As you read, annotate and answer the following questions.
- Have you ever felt the need to separate yourself from others and seek solitude?
- What similarities do you see between Thoreau’s time and your own?
- What are the differences?
- According to Thoreau, what is the difference between loneliness and being alone?
- Has technology made it impossible, or at least more challenging, to achieve either state? Explain.
Solitude Small Group Work
- Circulate around the room checking in with each group. Clear up any misconceptions that students may have.
Share your responses within your small group.
- As you listen, add your classmates’ ideas to the notes you began in the previous task.
Solitude Whole Group Discussion
- Facilitate a Whole Group Discussion about the chapter “Solitude” from Thoreau's book, Walden. Emphasize to the students that they should take notes on their classmates' ideas.
- ELL: For some ELLs, sharing in a large group discussion will be easy; for others, it can be more challenging.
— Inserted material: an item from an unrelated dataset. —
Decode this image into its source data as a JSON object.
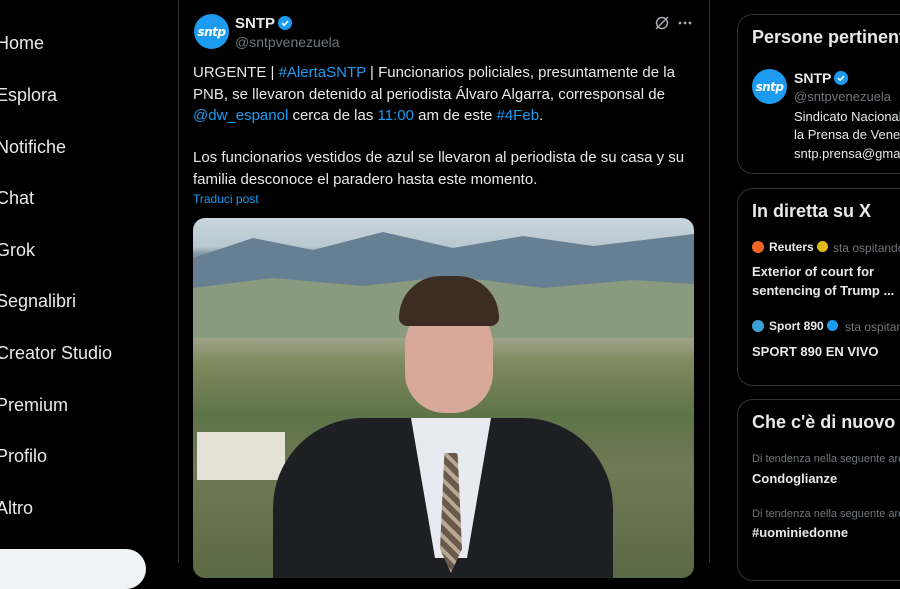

Be aware of your students’ inclinations in this first Whole Group Discussion and encourage everyone to participate, even if it’s not by speaking. Some students, for example, may be more comfortable helping other members of their group figure out what to say beforehand.
- As you listen carefully to other groups’ responses, be sure to add to your notes. You’ll want to develop and record your personal perspectives on these issues because you’ll need strong, well-developed thoughts for the unit project.
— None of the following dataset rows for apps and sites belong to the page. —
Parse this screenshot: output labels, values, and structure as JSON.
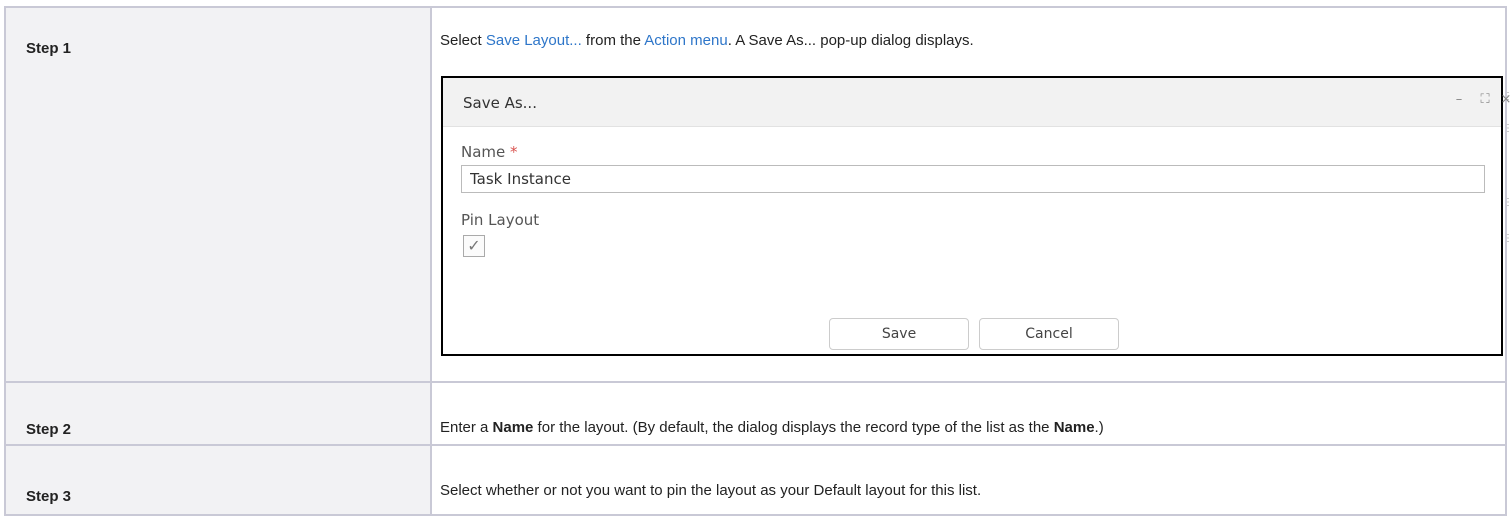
{
  "steps": [
    {
      "label": "Step 1",
      "text_before": "Select ",
      "link1": "Save Layout...",
      "text_mid": " from the ",
      "link2": "Action menu",
      "text_after": ". A Save As... pop-up dialog displays."
    },
    {
      "label": "Step 2",
      "text_a": "Enter a ",
      "bold_a": "Name",
      "text_b": " for the layout. (By default, the dialog displays the record type of the list as the ",
      "bold_b": "Name",
      "text_c": ".)"
    },
    {
      "label": "Step 3",
      "text": "Select whether or not you want to pin the layout as your Default layout for this list."
    }
  ],
  "dialog": {
    "title": "Save As...",
    "minimize_glyph": "–",
    "maximize_glyph": "⛶",
    "close_glyph": "×",
    "name_label": "Name",
    "required_mark": "*",
    "name_value": "Task Instance",
    "pin_label": "Pin Layout",
    "pin_checked_glyph": "✓",
    "save_label": "Save",
    "cancel_label": "Cancel"
  },
  "colors": {
    "link": "#2e76c9",
    "required": "#d9534f",
    "step_cell_bg": "#f2f2f4"
  }
}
- Lead students in a discussion of the Guiding Questions and answer any questions that they have. Students will revisit the Guiding Questions at the end of the unit.
Consider the Guiding Questions for this unit and discuss them with your class.
- What does it mean to be digitally connected?
- What are the implications of living in a world where everyone is digitally connected?
- How does the availability of instant connectivity shape our relationships?
- What does our Internet use reveal about people's needs as humans?
You will revisit these questions at the end of the unit.
Snapshots of Technology
- This homework drops students right into the mode of doing their own research and independent thinking. These snapshots, combined with others students might make or take down the road, could form the basis for artifacts in their museum exhibits. What's important at this stage is that students begin to observe and share the ways people use technology in their world.
- Let students know that taking photographs of people in public places is generally OK, but that if a situation feels uncomfortable a written “sketch” works just as well.
- ELL: For students who are less comfortable with spoken English, encourage them to plan ahead of time what they might say if they need to approach someone about taking a picture. Suggest that they write down a sentence or two explaining what they are doing and then practice it so they are prepared when out dealing with the public.
- Your job for homework is to observe the way people use digital technology in your world.
- Look for people in public spaces, and take a snapshot with a device or in writing. Try to capture a sense of the way a piece of technology can shape a person’s experience of the world.
- Find at least three different scenes and people of different ages.
- Share your written or visual snapshots with your teacher.